TERI releases annual publication on energy and environment
The Energy and Resources Institute (TERI) released the 30th edition of its annual publication on energy and environment - TERI Energy and Environment Data Diary and Yearbook 2015/16 (TEDDY). Complimenting TERI for bringing out the publication, KD Tripathi, Secretary, Ministry of Petroleum and Natural Gas said, “Energy security and environmental sustainability are two key dimensions that need consideration by policymakers and industry alike. Sustained review of all the relevant data and analysis is imperative for informed policy-making. TEDDY 2015-16 provides all the necessary inputs for the same.”

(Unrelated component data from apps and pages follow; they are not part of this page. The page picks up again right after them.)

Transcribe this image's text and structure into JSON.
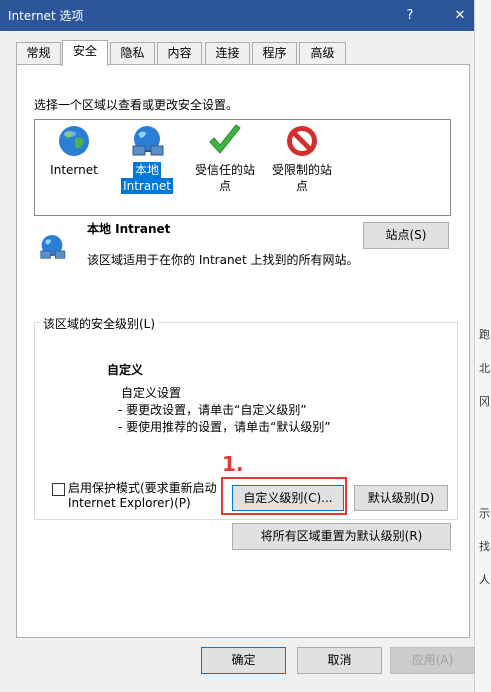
{
  "window": {
    "title": "Internet 选项",
    "help_glyph": "?",
    "close_glyph": "✕"
  },
  "tabs": [
    "常规",
    "安全",
    "隐私",
    "内容",
    "连接",
    "程序",
    "高级"
  ],
  "security": {
    "instruction": "选择一个区域以查看或更改安全设置。",
    "zones": [
      {
        "label_line1": "Internet",
        "label_line2": "",
        "icon": "globe-icon"
      },
      {
        "label_line1": "本地",
        "label_line2": "Intranet",
        "icon": "intranet-globe-icon"
      },
      {
        "label_line1": "受信任的站",
        "label_line2": "点",
        "icon": "checkmark-icon"
      },
      {
        "label_line1": "受限制的站",
        "label_line2": "点",
        "icon": "restricted-icon"
      }
    ],
    "zone_detail": {
      "title": "本地 Intranet",
      "description": "该区域适用于在你的 Intranet 上找到的所有网站。",
      "sites_button": "站点(S)"
    },
    "level_group": {
      "label": "该区域的安全级别(L)",
      "level_name": "自定义",
      "line1": "自定义设置",
      "line2": "- 要更改设置，请单击“自定义级别”",
      "line3": "- 要使用推荐的设置，请单击“默认级别”"
    },
    "protected_mode": {
      "line1": "启用保护模式(要求重新启动",
      "line2": "Internet Explorer)(P)",
      "checked": false
    },
    "custom_level_button": "自定义级别(C)...",
    "default_level_button": "默认级别(D)",
    "reset_all_button": "将所有区域重置为默认级别(R)"
  },
  "annotation": {
    "number": "1."
  },
  "footer": {
    "ok": "确定",
    "cancel": "取消",
    "apply": "应用(A)"
  },
  "background_strip": [
    "跑",
    "北",
    "冈",
    "示",
    "找",
    "人"
  ],
  "colors": {
    "titlebar": "#2b579a",
    "selected": "#0078d7",
    "annotation": "#e53935"
  }
}
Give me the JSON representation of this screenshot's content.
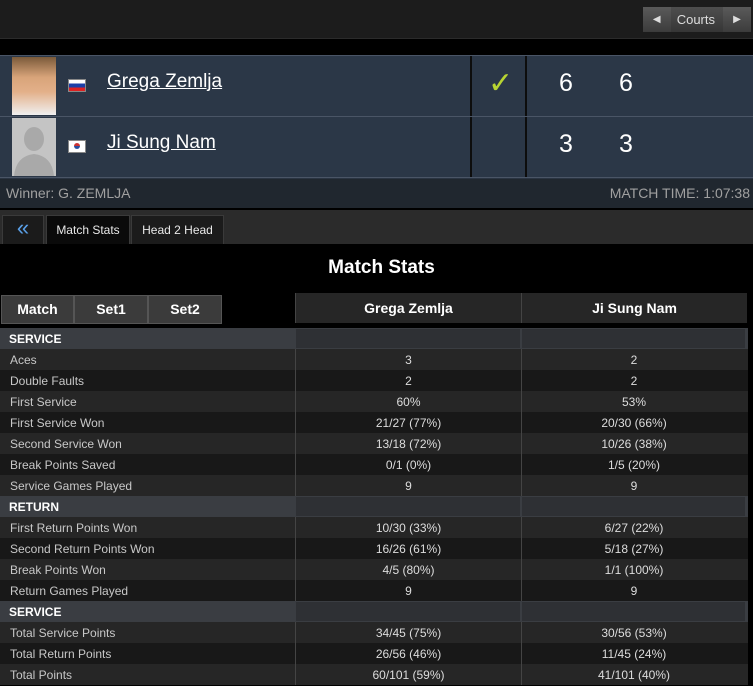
{
  "nav": {
    "courts_label": "Courts"
  },
  "players": [
    {
      "name": "Grega Zemlja",
      "country": "Slovenia",
      "set_scores": [
        "6",
        "6"
      ],
      "winner_mark": "✓"
    },
    {
      "name": "Ji Sung Nam",
      "country": "Korea",
      "set_scores": [
        "3",
        "3"
      ],
      "winner_mark": ""
    }
  ],
  "result": {
    "winner": "Winner: G. ZEMLJA",
    "match_time": "MATCH TIME: 1:07:38"
  },
  "tabs": {
    "back": "«",
    "match_stats": "Match Stats",
    "head2head": "Head 2 Head"
  },
  "stats_title": "Match Stats",
  "set_tabs": [
    "Match",
    "Set1",
    "Set2"
  ],
  "columns": [
    "Grega Zemlja",
    "Ji Sung Nam"
  ],
  "rows": [
    {
      "label": "SERVICE",
      "section": true,
      "p1": "",
      "p2": ""
    },
    {
      "label": "Aces",
      "p1": "3",
      "p2": "2"
    },
    {
      "label": "Double Faults",
      "p1": "2",
      "p2": "2"
    },
    {
      "label": "First Service",
      "p1": "60%",
      "p2": "53%"
    },
    {
      "label": "First Service Won",
      "p1": "21/27 (77%)",
      "p2": "20/30 (66%)"
    },
    {
      "label": "Second Service Won",
      "p1": "13/18 (72%)",
      "p2": "10/26 (38%)"
    },
    {
      "label": "Break Points Saved",
      "p1": "0/1 (0%)",
      "p2": "1/5 (20%)"
    },
    {
      "label": "Service Games Played",
      "p1": "9",
      "p2": "9"
    },
    {
      "label": "RETURN",
      "section": true,
      "p1": "",
      "p2": ""
    },
    {
      "label": "First Return Points Won",
      "p1": "10/30 (33%)",
      "p2": "6/27 (22%)"
    },
    {
      "label": "Second Return Points Won",
      "p1": "16/26 (61%)",
      "p2": "5/18 (27%)"
    },
    {
      "label": "Break Points Won",
      "p1": "4/5 (80%)",
      "p2": "1/1 (100%)"
    },
    {
      "label": "Return Games Played",
      "p1": "9",
      "p2": "9"
    },
    {
      "label": "SERVICE",
      "section": true,
      "p1": "",
      "p2": ""
    },
    {
      "label": "Total Service Points",
      "p1": "34/45 (75%)",
      "p2": "30/56 (53%)"
    },
    {
      "label": "Total Return Points",
      "p1": "26/56 (46%)",
      "p2": "11/45 (24%)"
    },
    {
      "label": "Total Points",
      "p1": "60/101 (59%)",
      "p2": "41/101 (40%)"
    }
  ]
}
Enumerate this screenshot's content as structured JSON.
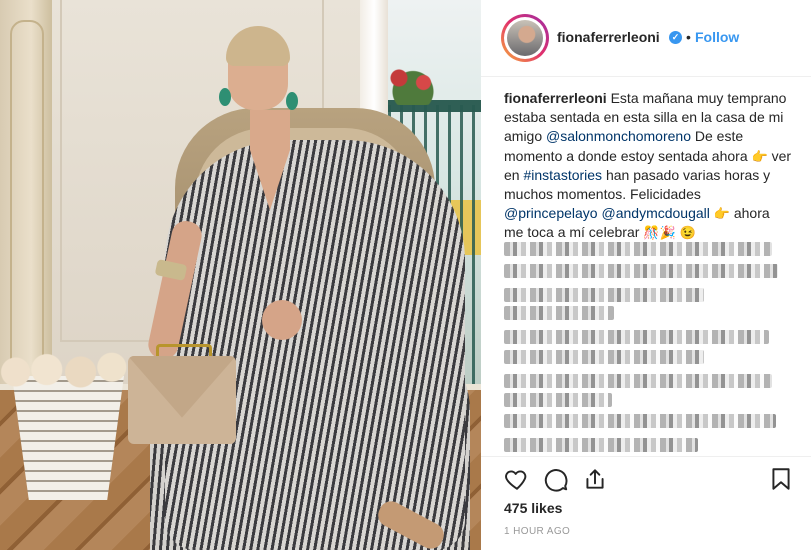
{
  "post": {
    "username": "fionaferrerleoni",
    "verified_mark": "✓",
    "separator": "•",
    "follow_label": "Follow",
    "caption": {
      "username": "fionaferrerleoni",
      "text_1": " Esta mañana muy temprano estaba sentada en esta silla en la casa de mi amigo ",
      "mention_1": "@salonmonchomoreno",
      "text_2": " De este momento a donde estoy sentada ahora ",
      "emoji_1": "👉",
      "text_3": " ver en ",
      "hashtag_1": "#instastories",
      "text_4": " han pasado varias horas y muchos momentos. Felicidades ",
      "mention_2": "@princepelayo",
      "text_5": " ",
      "mention_3": "@andymcdougall",
      "text_6": " ",
      "emoji_2": "👉",
      "text_7": " ahora me toca a mí celebrar ",
      "emoji_3": "🎊",
      "emoji_4": "🎉",
      "emoji_5": "😉"
    },
    "likes": "475 likes",
    "timestamp": "1 HOUR AGO"
  },
  "icons": {
    "like": "heart-icon",
    "comment": "comment-icon",
    "share": "share-icon",
    "save": "bookmark-icon"
  },
  "colors": {
    "link": "#003569",
    "follow": "#3897f0",
    "verified": "#3897f0",
    "muted": "#999999"
  }
}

Coal: Coal remained the dominant fuel in India in 2015, comprising 56.48% of the total consumption of fuel. Coal accounted for over 67% of the total capacity addition during 2014/15. Coal imports have grown at a compound annual growth rate of 25% over the past 5 years, from 68.91 million tonnes (MT) in 2010/11 to 212.103 MT in 2014/15.
Natural gas and petroleum products: The total natural gas supply, including LNG, in India in 2014/15 was around 53.98 BCM and imports formed around 37.7%. The production of natural gas declined in 2014/15 by about 5%, from 35.4 billion cubic metres (BCM) in 2013/14 to 33.65 BCM in 2014/15. As diesel prices were fully decontrolled in October 2014, under-recoveries on the fuel were brought down to Rs 10,935 crores in 2014/15, from Rs 62,837 crores in the previous fiscal year.
Solar energy: The Indian solar photovoltaic (SPV) market has witnessed significant growth.
TEDDY is an annual TERI publication since 1986. The Power Minister Piyush Goyal recently said that the government plans to achieve 20,000 MW of solar production by 2017. “The solar energy mission envisaged 20,000 MW of solar electricity generation by 2022. But this target has been scaled up by Prime Minister Narendra Modi to 1,00,000 MW (1 Gw) by 2022,” he said at an event held in Mumbai. He said that his ministry has already bid out 19,000 MW of solar energy projects and that the installed capacity of 20,000 MW would be achieved as early as 2017.
The all-India solar energy capacity stood at 5,248 MW as on 31 January 2016, accounting for 13.3 per cent of the country’s renewable energy capacity as against negligible levels as of March 2010.